Perhaps if these essays had been written with the difficulty and rareness (what percentage of any population are its storytellers?) of the deed in mind, they might have begun to tackle the question of why people devote themselves to narrative-building and meaning-making (rather than procreation and resource acquisition). 

They might also have addressed the fact that while fiction can be seen as a "safe space" for would-be dangerous vicarious experiences, people very often seek out fiction that is not "safe" for them. There are novels banned because people think the ideas contained in them are dangerous, and there are stories that genuinely freak people out and make them uncomfortable -- sometimes through content, but sometimes through structure! There are many highly acclaimed and admired books and stories that disturb our understanding of the real and unreal and muddle the line between them. I would suggest that the thinkers I've read so far are speaking primarily about children's stories, but children's stories seem "safe" only to adults, or perhaps to children who know the story by heart. The way we talk about fiction is different depending upon whether we are close to it or looking at it from the outside, and I don't think outsiders have an advantage in their understanding here.

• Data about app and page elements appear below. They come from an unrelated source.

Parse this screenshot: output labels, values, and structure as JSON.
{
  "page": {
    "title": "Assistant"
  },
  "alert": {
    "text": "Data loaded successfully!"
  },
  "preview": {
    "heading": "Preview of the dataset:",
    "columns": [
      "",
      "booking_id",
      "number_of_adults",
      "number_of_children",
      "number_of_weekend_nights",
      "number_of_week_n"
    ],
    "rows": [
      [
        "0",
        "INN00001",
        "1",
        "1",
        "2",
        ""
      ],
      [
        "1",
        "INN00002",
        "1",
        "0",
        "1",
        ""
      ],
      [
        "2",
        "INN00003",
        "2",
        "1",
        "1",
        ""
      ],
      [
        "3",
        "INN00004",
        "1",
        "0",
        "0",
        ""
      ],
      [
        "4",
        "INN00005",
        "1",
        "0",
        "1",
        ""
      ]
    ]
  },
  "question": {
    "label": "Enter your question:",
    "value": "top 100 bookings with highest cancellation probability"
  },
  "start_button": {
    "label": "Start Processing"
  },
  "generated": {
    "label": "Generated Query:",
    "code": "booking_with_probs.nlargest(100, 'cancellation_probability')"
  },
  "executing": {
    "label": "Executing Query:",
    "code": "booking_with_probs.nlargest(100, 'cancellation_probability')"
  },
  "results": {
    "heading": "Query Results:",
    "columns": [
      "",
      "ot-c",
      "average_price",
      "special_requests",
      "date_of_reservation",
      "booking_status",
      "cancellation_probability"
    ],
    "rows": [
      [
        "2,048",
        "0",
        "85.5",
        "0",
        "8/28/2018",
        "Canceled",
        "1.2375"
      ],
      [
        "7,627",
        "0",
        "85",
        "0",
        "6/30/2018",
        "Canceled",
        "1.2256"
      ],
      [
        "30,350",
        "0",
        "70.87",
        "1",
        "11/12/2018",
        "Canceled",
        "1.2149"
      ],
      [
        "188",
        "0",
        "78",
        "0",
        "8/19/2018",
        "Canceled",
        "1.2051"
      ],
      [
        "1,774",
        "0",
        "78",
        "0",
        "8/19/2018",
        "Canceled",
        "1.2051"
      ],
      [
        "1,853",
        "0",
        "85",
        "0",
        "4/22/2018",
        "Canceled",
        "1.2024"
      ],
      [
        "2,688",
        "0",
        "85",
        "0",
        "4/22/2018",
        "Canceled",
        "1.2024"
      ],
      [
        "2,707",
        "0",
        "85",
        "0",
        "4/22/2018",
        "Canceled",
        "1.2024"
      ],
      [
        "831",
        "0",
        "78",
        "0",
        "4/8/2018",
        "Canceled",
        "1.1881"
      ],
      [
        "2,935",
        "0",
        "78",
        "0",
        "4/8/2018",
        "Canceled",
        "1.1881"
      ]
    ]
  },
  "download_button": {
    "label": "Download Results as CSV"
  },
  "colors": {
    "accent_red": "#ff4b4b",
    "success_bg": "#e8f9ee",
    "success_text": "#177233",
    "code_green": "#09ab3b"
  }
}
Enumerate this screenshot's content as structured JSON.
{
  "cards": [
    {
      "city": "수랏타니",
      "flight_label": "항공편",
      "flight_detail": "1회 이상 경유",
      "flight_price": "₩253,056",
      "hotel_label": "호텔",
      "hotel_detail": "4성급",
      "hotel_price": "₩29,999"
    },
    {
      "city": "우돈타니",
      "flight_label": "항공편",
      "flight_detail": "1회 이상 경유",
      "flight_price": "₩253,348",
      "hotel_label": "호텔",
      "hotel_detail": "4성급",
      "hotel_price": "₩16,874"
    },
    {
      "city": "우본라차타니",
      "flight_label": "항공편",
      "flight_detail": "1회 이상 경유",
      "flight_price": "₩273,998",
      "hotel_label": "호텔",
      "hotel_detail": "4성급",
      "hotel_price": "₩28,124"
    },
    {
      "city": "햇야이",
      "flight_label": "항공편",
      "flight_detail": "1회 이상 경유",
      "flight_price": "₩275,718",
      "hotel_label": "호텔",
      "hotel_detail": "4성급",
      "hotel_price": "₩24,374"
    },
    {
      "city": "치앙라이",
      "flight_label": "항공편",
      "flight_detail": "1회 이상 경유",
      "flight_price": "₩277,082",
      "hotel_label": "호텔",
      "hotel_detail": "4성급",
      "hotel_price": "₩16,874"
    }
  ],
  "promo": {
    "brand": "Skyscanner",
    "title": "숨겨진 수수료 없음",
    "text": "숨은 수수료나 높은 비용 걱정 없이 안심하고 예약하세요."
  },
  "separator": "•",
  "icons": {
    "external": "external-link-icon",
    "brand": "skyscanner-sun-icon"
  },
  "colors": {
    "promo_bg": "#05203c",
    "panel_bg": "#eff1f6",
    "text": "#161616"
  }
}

None of the essays I've read so far are as interesting as the 11th chapter of Richard Dawkins's The Selfish Gene, written in the 1970s, where he introduces the concept of memetics as an analog to genetics and suggests that information in the form of ideas can behave just like information in the form of DNA. Ideas (memes) that are longer-lasting and more prone to replication will be over-represented in the ecosystem, compared to ideas that lack these traits.

I'd like to read a continuation of this idea, rather than mush about poetry lending a male status among females or that imagination is just a side effect of the survival-relevant ability to anticipate the future. Or even the story-aggrandizing theories that place fiction on the high altar of vicarious wisdom. 

Stories, like genes, can seem to have a life of their own. To what extent are there units of thought floating around in the "cultural soup" of our minds (and in the shared mind-soup created by our communications -- our shared experience of the world) and how do these ideas persist, and how do they replicate? How different, really, is the idea of "star-crossed lovers" from a chemical unit of information: a gene for skin pigmentation or long legs or a well-structured heart? The essential difference is that one is physical and the other is not. 

But DNA, while physical, is hardly tangible like a toad or a tomato. We learn about it indirectly, through instruments. Perhaps people are instruments through which stories can be known? I don't know. I'm going to keep reading...